Room 3: Jazz
Matisse’s designs for an artist’s book show the development of the cut paper technique, with more intricate shapes and complicated layering.
The original idea was for Matisse to illustrate poems, but the flowing hand-written notes he made as he worked on the cut-outs were eventually chosen as the accompanying text instead. Here you can compare the original cut-out models (‘maquettes’) and the finished book, printed using a stencil method.
The publisher, Tériade, came up with the title Jazz. It is unrelated to the subject matter of the individual images, which are mainly scenes from the circus or theatre, but Matisse liked the link with the improvisational way the works were made.
Jazz was a turning point, enabling Matisse to see his cut-outs as art works in their own right. Disappointed that in the published book the cut-outs seemed to lose the contrast of different surfaces layered on top of each other, Matisse said that printing ‘removes their sensitivity’.
Matisse loved dance and music. In room 2 you can see his designs for the costumes and set for a ballet. His book – called Jazz – is in room 3.
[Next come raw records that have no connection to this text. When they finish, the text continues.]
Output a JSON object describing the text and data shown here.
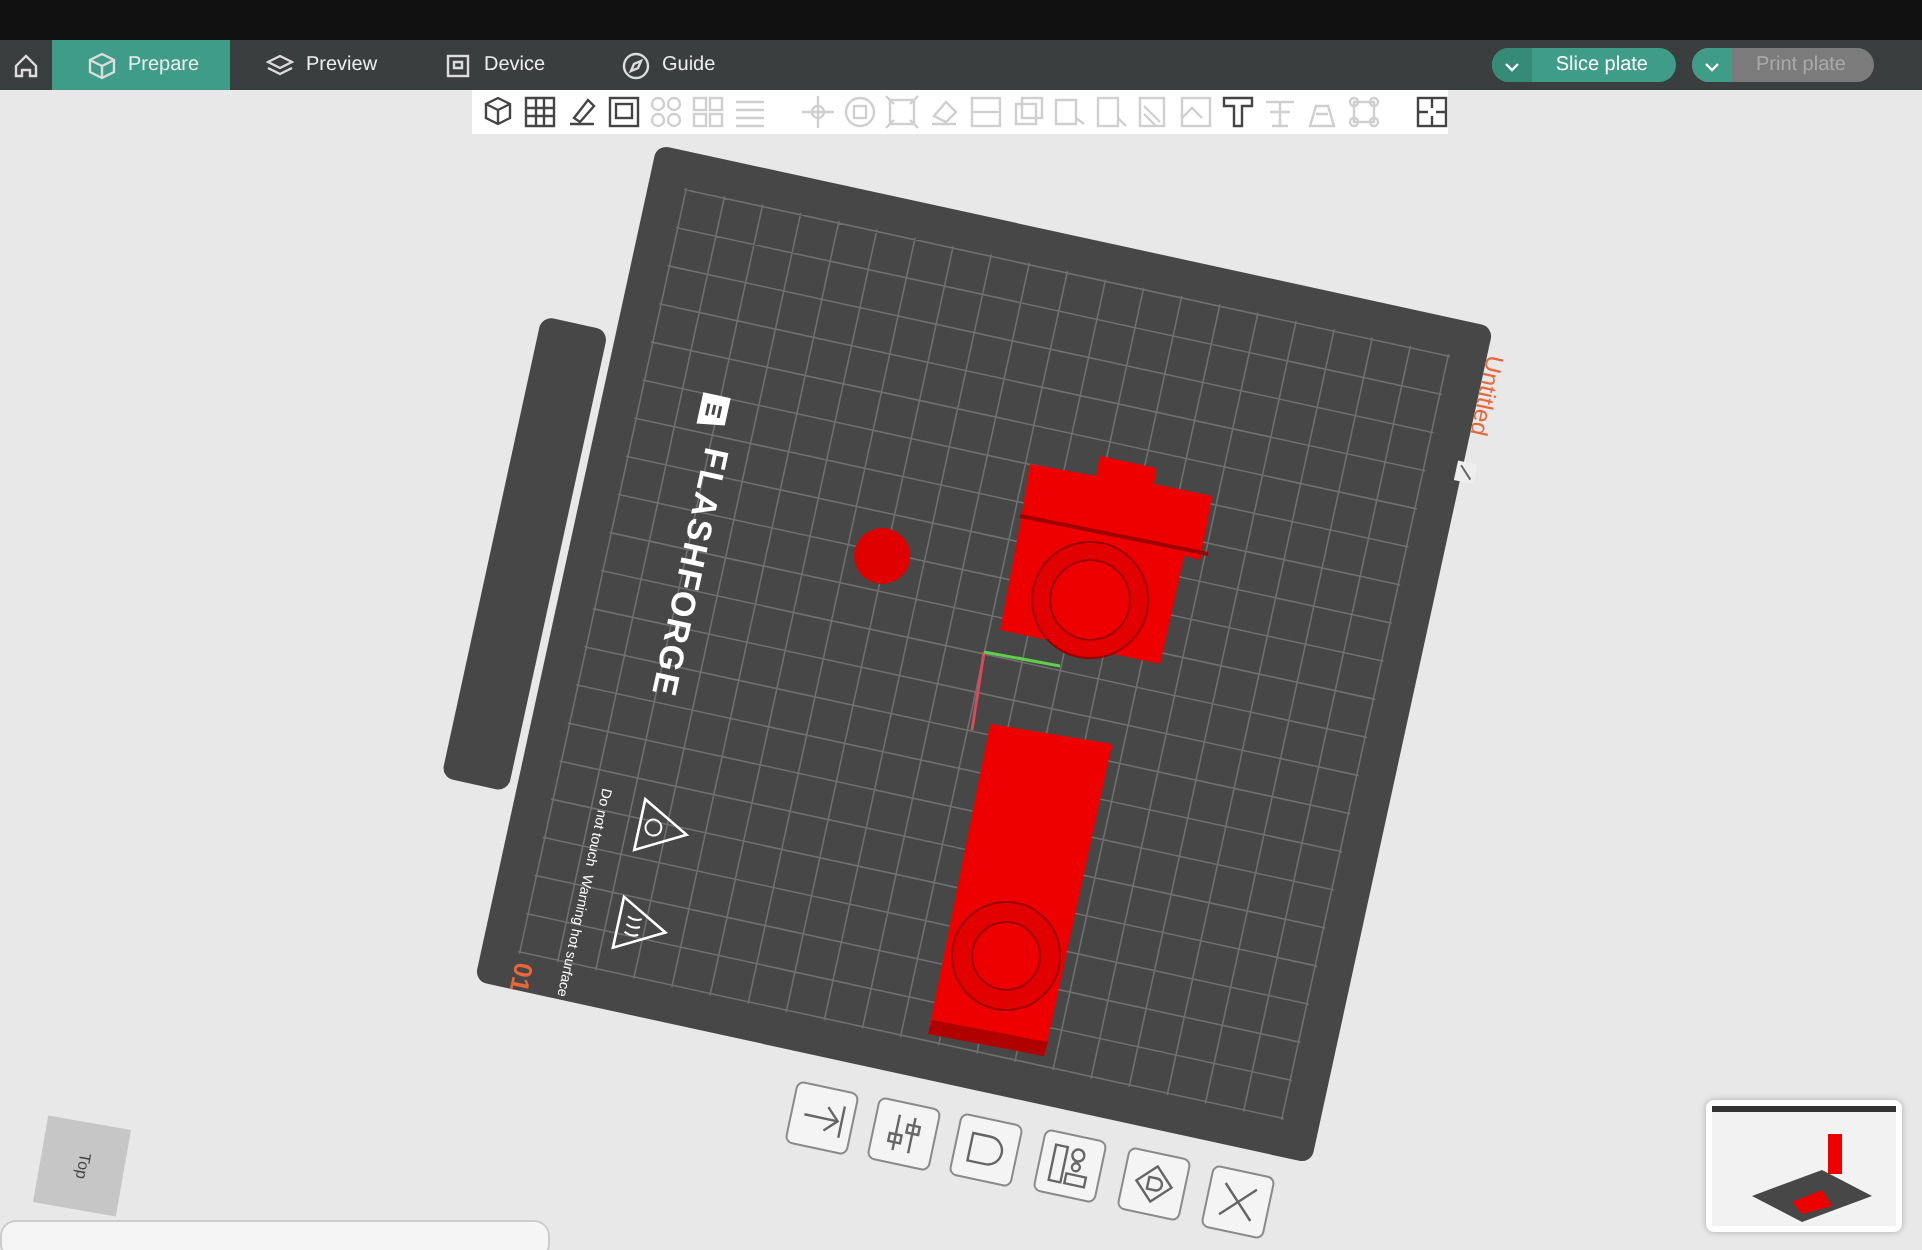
{
  "tabs": [
    {
      "label": "Prepare",
      "selected": true
    },
    {
      "label": "Preview",
      "selected": false
    },
    {
      "label": "Device",
      "selected": false
    },
    {
      "label": "Guide",
      "selected": false
    }
  ],
  "actions": [
    {
      "label": "Slice plate",
      "disabled": false
    },
    {
      "label": "Print plate",
      "disabled": true
    }
  ],
  "toolbar": [
    {
      "kind": "tool",
      "disabled": false
    },
    {
      "kind": "tool",
      "disabled": false
    },
    {
      "kind": "tool",
      "disabled": false
    },
    {
      "kind": "tool",
      "disabled": false
    },
    {
      "kind": "tool",
      "disabled": true
    },
    {
      "kind": "tool",
      "disabled": true
    },
    {
      "kind": "tool",
      "disabled": true
    },
    {
      "kind": "separator"
    },
    {
      "kind": "tool",
      "disabled": true
    },
    {
      "kind": "tool",
      "disabled": true
    },
    {
      "kind": "tool",
      "disabled": true
    },
    {
      "kind": "tool",
      "disabled": true
    },
    {
      "kind": "tool",
      "disabled": true
    },
    {
      "kind": "tool",
      "disabled": true
    },
    {
      "kind": "tool",
      "disabled": true
    },
    {
      "kind": "tool",
      "disabled": true
    },
    {
      "kind": "tool",
      "disabled": true
    },
    {
      "kind": "tool",
      "disabled": true
    },
    {
      "kind": "tool",
      "disabled": false
    },
    {
      "kind": "tool",
      "disabled": true
    },
    {
      "kind": "tool",
      "disabled": true
    },
    {
      "kind": "tool",
      "disabled": true
    },
    {
      "kind": "separator"
    },
    {
      "kind": "tool",
      "disabled": false
    }
  ],
  "plate": {
    "brand": "FLASHFORGE",
    "name": "Untitled",
    "number": "01",
    "warnings": [
      "Do not touch",
      "Warning hot surface"
    ]
  },
  "view_cube": {
    "label": "Top"
  }
}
Jazz musicians often add their own creative response to a tune rather than strictly following a score: improvising. Matisse felt this was what he was doing making this book.
Choose an artwork - do different colours or parts of the picture make different sounds or inspire different movements?
Download the full guide for families [PDF 535 Kb] and bring it with you on your visit to the exhibition, or you can pick up a copy at the exhibition entrance.